Goal of the exercise – Of the entries below, copy only those lines that contain the word "StocksAnalysis".

▬▬▬

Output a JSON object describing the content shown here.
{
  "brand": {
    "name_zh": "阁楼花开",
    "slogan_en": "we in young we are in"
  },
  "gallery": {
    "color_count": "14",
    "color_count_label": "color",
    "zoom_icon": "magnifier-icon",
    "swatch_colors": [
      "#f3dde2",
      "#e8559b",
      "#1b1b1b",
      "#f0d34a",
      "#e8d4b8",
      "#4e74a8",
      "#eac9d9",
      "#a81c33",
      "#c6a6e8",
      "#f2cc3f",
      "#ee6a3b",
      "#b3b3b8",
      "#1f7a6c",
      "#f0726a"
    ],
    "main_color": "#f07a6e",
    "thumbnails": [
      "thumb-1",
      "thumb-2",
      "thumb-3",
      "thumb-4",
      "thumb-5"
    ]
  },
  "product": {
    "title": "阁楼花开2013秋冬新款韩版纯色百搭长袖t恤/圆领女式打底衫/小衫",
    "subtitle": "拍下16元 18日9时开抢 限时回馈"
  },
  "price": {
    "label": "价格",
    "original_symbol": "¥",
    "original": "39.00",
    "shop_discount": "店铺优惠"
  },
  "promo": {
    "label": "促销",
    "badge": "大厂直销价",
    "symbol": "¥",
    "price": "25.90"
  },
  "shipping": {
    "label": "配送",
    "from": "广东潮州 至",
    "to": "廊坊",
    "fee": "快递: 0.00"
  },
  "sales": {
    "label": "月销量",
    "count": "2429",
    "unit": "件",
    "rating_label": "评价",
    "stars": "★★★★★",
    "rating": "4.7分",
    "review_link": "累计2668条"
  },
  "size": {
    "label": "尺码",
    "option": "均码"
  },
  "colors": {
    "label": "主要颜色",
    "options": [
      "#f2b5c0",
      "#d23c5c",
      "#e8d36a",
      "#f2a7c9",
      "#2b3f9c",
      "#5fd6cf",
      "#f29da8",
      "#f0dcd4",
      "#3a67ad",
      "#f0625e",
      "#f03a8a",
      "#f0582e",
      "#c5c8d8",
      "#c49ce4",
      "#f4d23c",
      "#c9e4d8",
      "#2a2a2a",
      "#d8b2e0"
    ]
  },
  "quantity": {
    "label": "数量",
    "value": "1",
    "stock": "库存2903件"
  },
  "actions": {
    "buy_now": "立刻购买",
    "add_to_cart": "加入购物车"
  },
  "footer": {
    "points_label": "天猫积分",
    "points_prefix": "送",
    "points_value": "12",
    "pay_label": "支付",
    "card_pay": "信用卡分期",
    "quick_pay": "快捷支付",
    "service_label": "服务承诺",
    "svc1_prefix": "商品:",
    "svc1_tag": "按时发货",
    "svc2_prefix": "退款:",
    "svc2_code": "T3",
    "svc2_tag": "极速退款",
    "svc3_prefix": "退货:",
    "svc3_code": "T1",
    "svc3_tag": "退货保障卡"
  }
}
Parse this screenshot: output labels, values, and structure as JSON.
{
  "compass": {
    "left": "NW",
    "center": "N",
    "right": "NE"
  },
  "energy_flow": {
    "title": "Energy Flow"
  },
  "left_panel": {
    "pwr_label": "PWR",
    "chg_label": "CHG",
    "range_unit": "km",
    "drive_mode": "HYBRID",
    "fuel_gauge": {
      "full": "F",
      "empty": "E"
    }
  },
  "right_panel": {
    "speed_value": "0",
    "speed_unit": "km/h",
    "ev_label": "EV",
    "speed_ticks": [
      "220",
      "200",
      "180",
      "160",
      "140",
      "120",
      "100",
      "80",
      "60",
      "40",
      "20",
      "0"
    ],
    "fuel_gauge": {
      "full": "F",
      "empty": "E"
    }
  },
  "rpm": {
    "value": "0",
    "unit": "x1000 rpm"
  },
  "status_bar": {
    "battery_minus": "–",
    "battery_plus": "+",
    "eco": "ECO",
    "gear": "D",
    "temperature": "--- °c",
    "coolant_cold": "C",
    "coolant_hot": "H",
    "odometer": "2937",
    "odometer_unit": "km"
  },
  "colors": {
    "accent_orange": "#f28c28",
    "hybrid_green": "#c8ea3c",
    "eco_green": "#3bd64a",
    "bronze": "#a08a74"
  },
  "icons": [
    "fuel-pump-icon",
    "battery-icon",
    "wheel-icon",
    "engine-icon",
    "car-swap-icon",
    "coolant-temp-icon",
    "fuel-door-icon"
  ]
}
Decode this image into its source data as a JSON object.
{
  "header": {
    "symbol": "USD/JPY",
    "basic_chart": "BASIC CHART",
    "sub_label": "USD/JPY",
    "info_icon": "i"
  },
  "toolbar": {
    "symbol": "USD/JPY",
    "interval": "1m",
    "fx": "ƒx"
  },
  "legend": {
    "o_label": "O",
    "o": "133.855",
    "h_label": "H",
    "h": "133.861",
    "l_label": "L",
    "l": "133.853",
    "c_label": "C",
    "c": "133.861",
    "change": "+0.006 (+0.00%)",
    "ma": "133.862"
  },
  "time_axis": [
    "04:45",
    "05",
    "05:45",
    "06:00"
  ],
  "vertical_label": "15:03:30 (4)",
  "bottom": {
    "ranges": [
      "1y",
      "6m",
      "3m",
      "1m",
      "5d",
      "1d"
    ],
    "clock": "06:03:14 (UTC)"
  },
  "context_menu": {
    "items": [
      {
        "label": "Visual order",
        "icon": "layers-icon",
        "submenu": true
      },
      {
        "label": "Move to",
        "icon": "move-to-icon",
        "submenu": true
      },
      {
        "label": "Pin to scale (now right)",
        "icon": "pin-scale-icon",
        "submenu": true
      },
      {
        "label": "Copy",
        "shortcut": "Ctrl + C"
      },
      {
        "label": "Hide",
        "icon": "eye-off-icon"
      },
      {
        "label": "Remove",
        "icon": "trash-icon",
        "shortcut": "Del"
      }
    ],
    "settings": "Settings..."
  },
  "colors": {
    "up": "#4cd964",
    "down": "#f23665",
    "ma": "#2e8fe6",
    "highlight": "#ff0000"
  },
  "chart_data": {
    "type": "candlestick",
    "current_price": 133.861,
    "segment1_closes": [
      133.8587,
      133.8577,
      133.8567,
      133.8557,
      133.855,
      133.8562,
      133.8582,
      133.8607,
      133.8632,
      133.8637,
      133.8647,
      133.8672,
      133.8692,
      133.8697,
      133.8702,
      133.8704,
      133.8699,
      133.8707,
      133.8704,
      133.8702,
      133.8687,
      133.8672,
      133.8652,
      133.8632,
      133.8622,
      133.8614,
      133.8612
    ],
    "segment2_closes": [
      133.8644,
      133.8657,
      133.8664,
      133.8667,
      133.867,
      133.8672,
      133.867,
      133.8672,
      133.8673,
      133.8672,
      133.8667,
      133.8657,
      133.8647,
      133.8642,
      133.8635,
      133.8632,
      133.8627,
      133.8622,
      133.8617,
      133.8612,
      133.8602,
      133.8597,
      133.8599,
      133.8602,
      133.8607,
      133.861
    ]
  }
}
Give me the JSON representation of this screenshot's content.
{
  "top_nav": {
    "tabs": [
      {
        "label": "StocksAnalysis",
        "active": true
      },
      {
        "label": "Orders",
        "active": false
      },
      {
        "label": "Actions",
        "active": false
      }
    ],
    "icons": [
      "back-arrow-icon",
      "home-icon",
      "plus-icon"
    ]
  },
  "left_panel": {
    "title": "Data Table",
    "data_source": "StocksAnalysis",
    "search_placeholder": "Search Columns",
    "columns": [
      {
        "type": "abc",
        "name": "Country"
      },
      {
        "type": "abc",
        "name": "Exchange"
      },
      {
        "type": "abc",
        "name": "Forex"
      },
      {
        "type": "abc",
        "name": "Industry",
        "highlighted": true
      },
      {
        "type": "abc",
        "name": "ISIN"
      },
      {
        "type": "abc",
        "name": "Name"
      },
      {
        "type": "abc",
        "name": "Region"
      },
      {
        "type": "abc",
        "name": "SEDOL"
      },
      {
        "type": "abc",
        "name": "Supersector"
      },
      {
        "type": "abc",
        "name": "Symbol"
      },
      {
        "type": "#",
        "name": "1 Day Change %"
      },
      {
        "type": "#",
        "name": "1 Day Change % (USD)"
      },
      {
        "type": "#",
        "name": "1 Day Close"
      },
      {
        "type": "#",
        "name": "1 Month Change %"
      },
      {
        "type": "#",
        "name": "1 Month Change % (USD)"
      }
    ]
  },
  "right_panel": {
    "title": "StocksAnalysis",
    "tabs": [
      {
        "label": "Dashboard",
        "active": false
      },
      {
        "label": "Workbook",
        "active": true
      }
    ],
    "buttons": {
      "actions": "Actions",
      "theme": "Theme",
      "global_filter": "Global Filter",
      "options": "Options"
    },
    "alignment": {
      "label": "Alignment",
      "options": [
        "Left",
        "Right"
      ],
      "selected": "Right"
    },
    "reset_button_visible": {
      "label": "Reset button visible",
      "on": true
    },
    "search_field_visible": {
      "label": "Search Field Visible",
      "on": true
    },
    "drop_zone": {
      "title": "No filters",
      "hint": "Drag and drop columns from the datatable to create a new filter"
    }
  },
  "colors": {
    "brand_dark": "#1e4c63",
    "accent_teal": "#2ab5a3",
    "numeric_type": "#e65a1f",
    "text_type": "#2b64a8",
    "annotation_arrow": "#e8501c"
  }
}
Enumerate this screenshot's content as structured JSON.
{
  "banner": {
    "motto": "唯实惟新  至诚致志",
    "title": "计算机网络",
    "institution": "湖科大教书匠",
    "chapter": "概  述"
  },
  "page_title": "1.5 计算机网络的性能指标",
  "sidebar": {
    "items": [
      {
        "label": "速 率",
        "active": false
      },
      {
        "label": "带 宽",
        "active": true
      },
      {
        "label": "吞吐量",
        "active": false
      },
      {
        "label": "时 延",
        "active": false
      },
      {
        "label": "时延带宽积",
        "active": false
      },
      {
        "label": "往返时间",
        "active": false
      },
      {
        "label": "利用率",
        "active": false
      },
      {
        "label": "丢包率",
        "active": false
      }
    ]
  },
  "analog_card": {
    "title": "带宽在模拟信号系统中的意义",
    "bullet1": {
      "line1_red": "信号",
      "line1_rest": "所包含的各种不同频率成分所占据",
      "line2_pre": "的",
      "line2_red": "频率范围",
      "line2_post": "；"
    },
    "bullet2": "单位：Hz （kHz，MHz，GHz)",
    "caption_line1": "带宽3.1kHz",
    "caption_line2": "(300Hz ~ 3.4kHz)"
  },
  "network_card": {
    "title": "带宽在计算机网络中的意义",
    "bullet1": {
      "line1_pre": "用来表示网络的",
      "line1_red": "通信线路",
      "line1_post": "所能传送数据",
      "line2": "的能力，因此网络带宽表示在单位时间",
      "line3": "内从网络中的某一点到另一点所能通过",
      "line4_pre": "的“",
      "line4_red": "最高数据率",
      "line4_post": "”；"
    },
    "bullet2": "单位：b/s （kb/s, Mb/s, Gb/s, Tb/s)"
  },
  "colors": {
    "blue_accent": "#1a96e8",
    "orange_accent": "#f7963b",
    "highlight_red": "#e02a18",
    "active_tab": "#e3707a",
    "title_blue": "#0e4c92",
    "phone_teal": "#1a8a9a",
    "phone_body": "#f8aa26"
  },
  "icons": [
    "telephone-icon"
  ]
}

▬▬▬

Response below –
        "label": "StocksAnalysis",
    "data_source": "StocksAnalysis",
    "title": "StocksAnalysis",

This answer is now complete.